EXERCISE DESCRIPTION: Where a line in the material below has the string "РОЗДРІБНІ", please report it.

******

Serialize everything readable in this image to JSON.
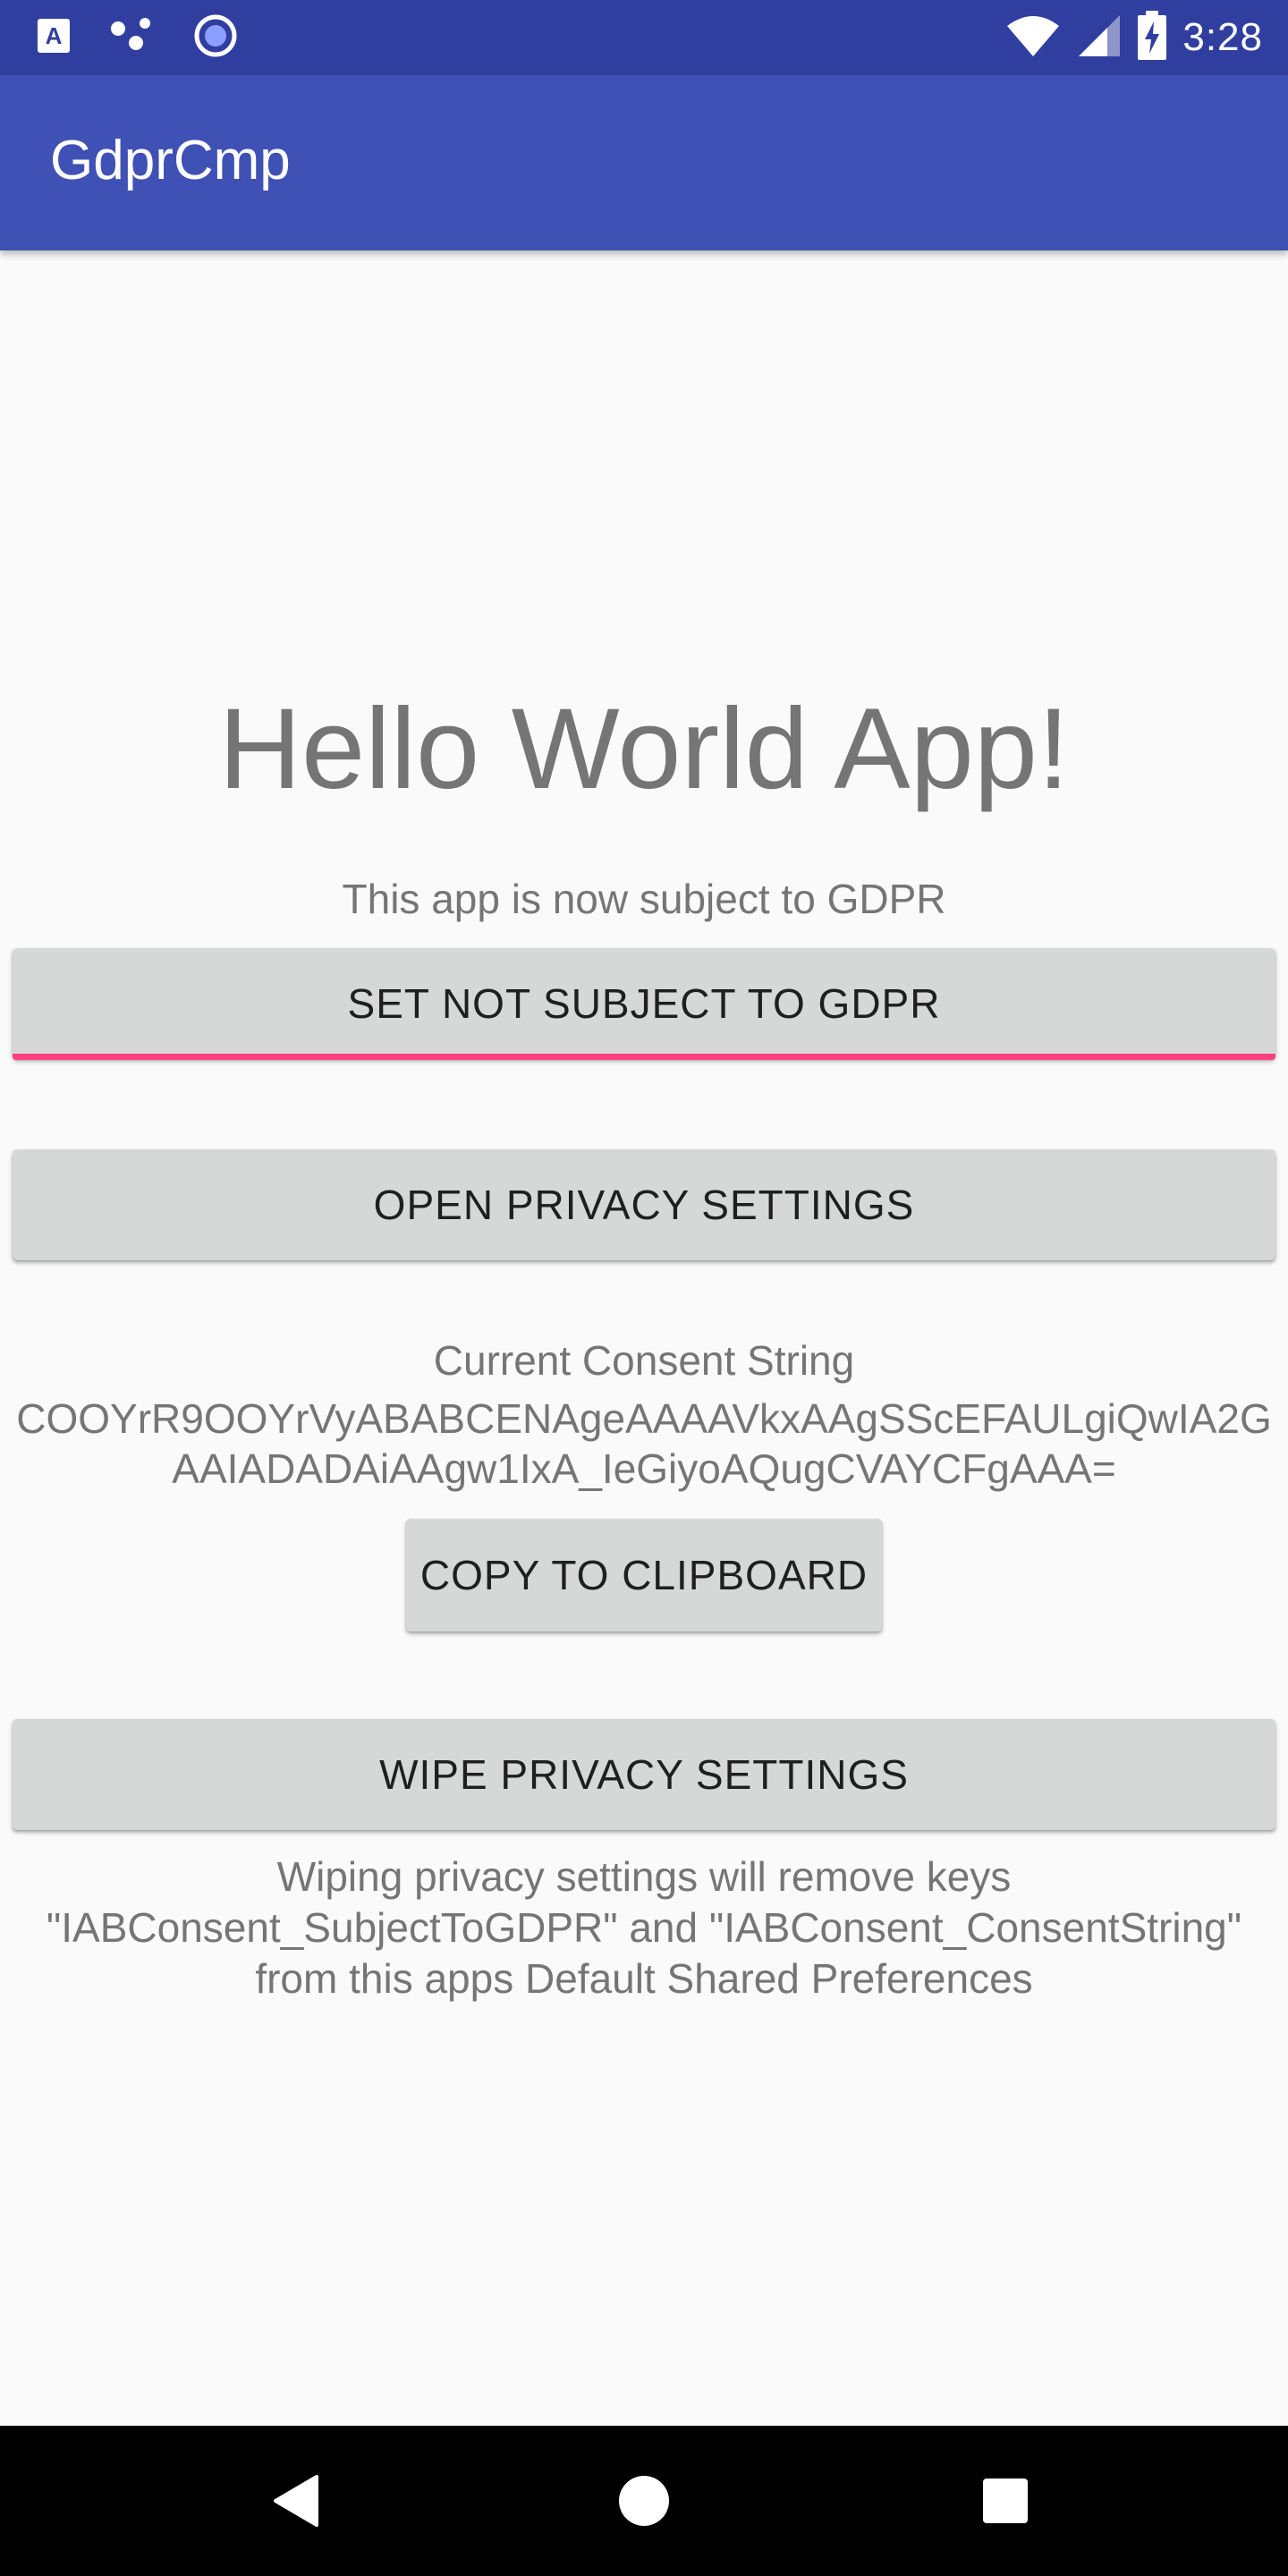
{
  "status_bar": {
    "time": "3:28",
    "left_icons": [
      "font-notification-icon",
      "share-dots-icon",
      "record-circle-icon"
    ],
    "right_icons": [
      "wifi-icon",
      "signal-icon",
      "battery-charging-icon"
    ]
  },
  "app_bar": {
    "title": "GdprCmp"
  },
  "main": {
    "heading": "Hello World App!",
    "subject_status": "This app is now subject to GDPR",
    "set_not_subject_button": "SET NOT SUBJECT TO GDPR",
    "open_privacy_button": "OPEN PRIVACY SETTINGS",
    "consent_label": "Current Consent String",
    "consent_string": "COOYrR9OOYrVyABABCENAgeAAAAVkxAAgSScEFAULgiQwIA2GAAIADADAiAAgw1IxA_IeGiyoAQugCVAYCFgAAA=",
    "copy_button": "COPY TO CLIPBOARD",
    "wipe_button": "WIPE PRIVACY SETTINGS",
    "wipe_note": "Wiping privacy settings will remove keys \"IABConsent_SubjectToGDPR\" and \"IABConsent_ConsentString\" from this apps Default Shared Preferences"
  },
  "nav_bar": {
    "icons": [
      "back-icon",
      "home-icon",
      "recents-icon"
    ]
  },
  "colors": {
    "status_bar": "#303f9f",
    "app_bar": "#3f51b5",
    "accent": "#ff4081",
    "button": "#d6d7d7",
    "background": "#fafafa"
  }
}
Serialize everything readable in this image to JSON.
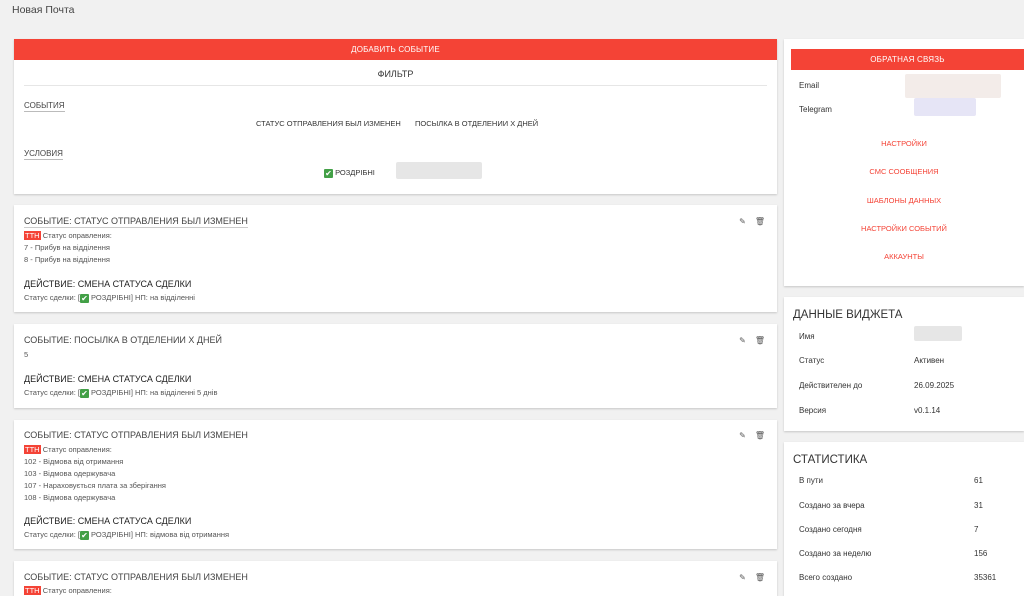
{
  "app": {
    "title": "Новая Почта"
  },
  "main": {
    "add_event_label": "ДОБАВИТЬ СОБЫТИЕ",
    "filter": {
      "title": "ФИЛЬТР",
      "events_label": "СОБЫТИЯ",
      "event_types": [
        "СТАТУС ОТПРАВЛЕНИЯ БЫЛ ИЗМЕНЕН",
        "ПОСЫЛКА В ОТДЕЛЕНИИ X ДНЕЙ"
      ],
      "conditions_label": "УСЛОВИЯ",
      "condition_value": "РОЗДРІБНІ"
    },
    "events": [
      {
        "title": "СОБЫТИЕ: СТАТУС ОТПРАВЛЕНИЯ БЫЛ ИЗМЕНЕН",
        "badge": "ТТН",
        "status_label": "Статус оправления:",
        "lines": [
          "7 - Прибув на відділення",
          "8 - Прибув на відділення"
        ],
        "action_title": "ДЕЙСТВИЕ: СМЕНА СТАТУСА СДЕЛКИ",
        "deal_prefix": "Статус сделки: [",
        "deal_pipeline": "РОЗДРІБНІ] НП: на відділенні"
      },
      {
        "title": "СОБЫТИЕ: ПОСЫЛКА В ОТДЕЛЕНИИ X ДНЕЙ",
        "days": "5",
        "action_title": "ДЕЙСТВИЕ: СМЕНА СТАТУСА СДЕЛКИ",
        "deal_prefix": "Статус сделки: [",
        "deal_pipeline": "РОЗДРІБНІ] НП: на відділенні 5 днів"
      },
      {
        "title": "СОБЫТИЕ: СТАТУС ОТПРАВЛЕНИЯ БЫЛ ИЗМЕНЕН",
        "badge": "ТТН",
        "status_label": "Статус оправления:",
        "lines": [
          "102 - Відмова від отримання",
          "103 - Відмова одержувача",
          "107 - Нараховується плата за зберігання",
          "108 - Відмова одержувача"
        ],
        "action_title": "ДЕЙСТВИЕ: СМЕНА СТАТУСА СДЕЛКИ",
        "deal_prefix": "Статус сделки: [",
        "deal_pipeline": "РОЗДРІБНІ] НП: відмова від отримання"
      },
      {
        "title": "СОБЫТИЕ: СТАТУС ОТПРАВЛЕНИЯ БЫЛ ИЗМЕНЕН",
        "badge": "ТТН",
        "status_label": "Статус оправления:"
      }
    ]
  },
  "sidebar": {
    "feedback_label": "ОБРАТНАЯ СВЯЗЬ",
    "email_label": "Email",
    "telegram_label": "Telegram",
    "links": [
      "НАСТРОЙКИ",
      "СМС СООБЩЕНИЯ",
      "ШАБЛОНЫ ДАННЫХ",
      "НАСТРОЙКИ СОБЫТИЙ",
      "АККАУНТЫ"
    ],
    "widget": {
      "title": "ДАННЫЕ ВИДЖЕТА",
      "rows": [
        {
          "k": "Имя",
          "v": ""
        },
        {
          "k": "Статус",
          "v": "Активен"
        },
        {
          "k": "Действителен до",
          "v": "26.09.2025"
        },
        {
          "k": "Версия",
          "v": "v0.1.14"
        }
      ]
    },
    "stats": {
      "title": "СТАТИСТИКА",
      "rows": [
        {
          "k": "В пути",
          "v": "61"
        },
        {
          "k": "Создано за вчера",
          "v": "31"
        },
        {
          "k": "Создано сегодня",
          "v": "7"
        },
        {
          "k": "Создано за неделю",
          "v": "156"
        },
        {
          "k": "Всего создано",
          "v": "35361"
        }
      ]
    }
  },
  "colors": {
    "accent": "#f44336",
    "check": "#43a047"
  },
  "icons": {
    "edit": "pencil-icon",
    "delete": "trash-icon",
    "check": "checkbox-checked-icon"
  }
}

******

RESULT FOR THIS TASK:
      "condition_value": "РОЗДРІБНІ"
        "deal_pipeline": "РОЗДРІБНІ] НП: на відділенні"
        "deal_pipeline": "РОЗДРІБНІ] НП: на відділенні 5 днів"
        "deal_pipeline": "РОЗДРІБНІ] НП: відмова від отримання"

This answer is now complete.